Posted by dlende on July 9, 2010
Interesting new piece by Gary Olson, professor of political science at Moravian College. It’s called Empathy and Neuropolitics, with the tagline, “This is your brain on neoliberal culture. Any questions?”
Here’s the abstract:
Mirror neurons, the brain cells believed to be the basis for empathy, have recently been identified in the human brain. And yet we’re left to explain the disjuncture between this deep-seated, pre-reflective, moral intuition and the paucity of actual empathic behavior, especially in certain cultures. I suggest that answers may be found in the bidirectional connection between culture and brain development.
The political theorist William Connally has defined neuropolitics as “. . . the politics through which cultural life mixes into the composition of the body/brain process. And vice versa.” In this context, I hypothesize that the neo-liberal ideology justifying free market capitalism is one of the most potent empathy “bracketing off” elements of that culture and hybrid cultural/neurobiological imprinting can override the neurobiological traits that should bring people together. The dominant culture’s social engineering undermines and attenuates both the acceptance and institutionalization of empathy on a grand scale, while channeling its expression toward system maintenance behaviors.
There are outstanding exceptions, but too many cultural psychologists and other subspecialists have followed too many anthropologists in failing to unpack the meaning of culture itself. Following Gramsci, I argue that power and class realities have not received sufficient attention in explaining what I’ve described as a societal-wide cultural deficit disorder. This pathological condition has structural roots in the socio-economic system which influence the brain’s mirror neuron network. Cross-cultural studies offer a promising avenue for aiding our understanding of this process.

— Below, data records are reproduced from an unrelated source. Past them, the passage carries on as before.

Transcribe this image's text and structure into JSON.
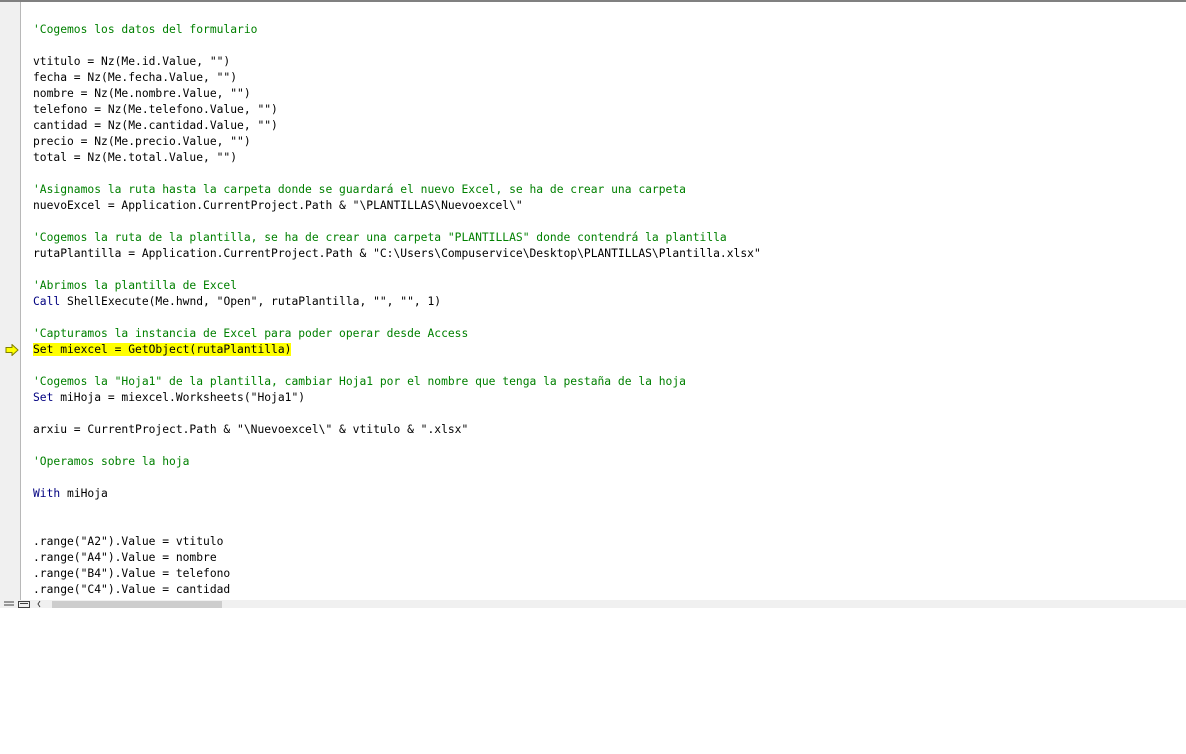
{
  "editor": {
    "execution_line_index": 20,
    "lines": [
      {
        "type": "comment",
        "text": "'Cogemos los datos del formulario"
      },
      {
        "type": "blank",
        "text": ""
      },
      {
        "type": "code",
        "text": "vtitulo = Nz(Me.id.Value, \"\")"
      },
      {
        "type": "code",
        "text": "fecha = Nz(Me.fecha.Value, \"\")"
      },
      {
        "type": "code",
        "text": "nombre = Nz(Me.nombre.Value, \"\")"
      },
      {
        "type": "code",
        "text": "telefono = Nz(Me.telefono.Value, \"\")"
      },
      {
        "type": "code",
        "text": "cantidad = Nz(Me.cantidad.Value, \"\")"
      },
      {
        "type": "code",
        "text": "precio = Nz(Me.precio.Value, \"\")"
      },
      {
        "type": "code",
        "text": "total = Nz(Me.total.Value, \"\")"
      },
      {
        "type": "blank",
        "text": ""
      },
      {
        "type": "comment",
        "text": "'Asignamos la ruta hasta la carpeta donde se guardará el nuevo Excel, se ha de crear una carpeta"
      },
      {
        "type": "code",
        "text": "nuevoExcel = Application.CurrentProject.Path & \"\\PLANTILLAS\\Nuevoexcel\\\""
      },
      {
        "type": "blank",
        "text": ""
      },
      {
        "type": "comment",
        "text": "'Cogemos la ruta de la plantilla, se ha de crear una carpeta \"PLANTILLAS\" donde contendrá la plantilla"
      },
      {
        "type": "code",
        "text": "rutaPlantilla = Application.CurrentProject.Path & \"C:\\Users\\Compuservice\\Desktop\\PLANTILLAS\\Plantilla.xlsx\""
      },
      {
        "type": "blank",
        "text": ""
      },
      {
        "type": "comment",
        "text": "'Abrimos la plantilla de Excel"
      },
      {
        "type": "kwcode",
        "kw": "Call",
        "text": " ShellExecute(Me.hwnd, \"Open\", rutaPlantilla, \"\", \"\", 1)"
      },
      {
        "type": "blank",
        "text": ""
      },
      {
        "type": "comment",
        "text": "'Capturamos la instancia de Excel para poder operar desde Access"
      },
      {
        "type": "highlight",
        "text": "Set miexcel = GetObject(rutaPlantilla)"
      },
      {
        "type": "blank",
        "text": ""
      },
      {
        "type": "comment",
        "text": "'Cogemos la \"Hoja1\" de la plantilla, cambiar Hoja1 por el nombre que tenga la pestaña de la hoja"
      },
      {
        "type": "kwcode",
        "kw": "Set",
        "text": " miHoja = miexcel.Worksheets(\"Hoja1\")"
      },
      {
        "type": "blank",
        "text": ""
      },
      {
        "type": "code",
        "text": "arxiu = CurrentProject.Path & \"\\Nuevoexcel\\\" & vtitulo & \".xlsx\""
      },
      {
        "type": "blank",
        "text": ""
      },
      {
        "type": "comment",
        "text": "'Operamos sobre la hoja"
      },
      {
        "type": "blank",
        "text": ""
      },
      {
        "type": "kwcode",
        "kw": "With",
        "text": " miHoja"
      },
      {
        "type": "blank",
        "text": ""
      },
      {
        "type": "blank",
        "text": ""
      },
      {
        "type": "code",
        "text": ".range(\"A2\").Value = vtitulo"
      },
      {
        "type": "code",
        "text": ".range(\"A4\").Value = nombre"
      },
      {
        "type": "code",
        "text": ".range(\"B4\").Value = telefono"
      },
      {
        "type": "code",
        "text": ".range(\"C4\").Value = cantidad"
      }
    ]
  },
  "colors": {
    "comment": "#008000",
    "keyword": "#000080",
    "highlight": "#ffff00",
    "arrow_fill": "#ffff00",
    "arrow_stroke": "#808000"
  },
  "icons": {
    "execution": "execution-point-arrow-icon",
    "procedure_view": "procedure-view-icon",
    "full_module_view": "full-module-view-icon"
  }
}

Gramsci and the encultured brain, that’s quite a mix!
Gary Olson’s website
Online paper Empathy and Neuropolitics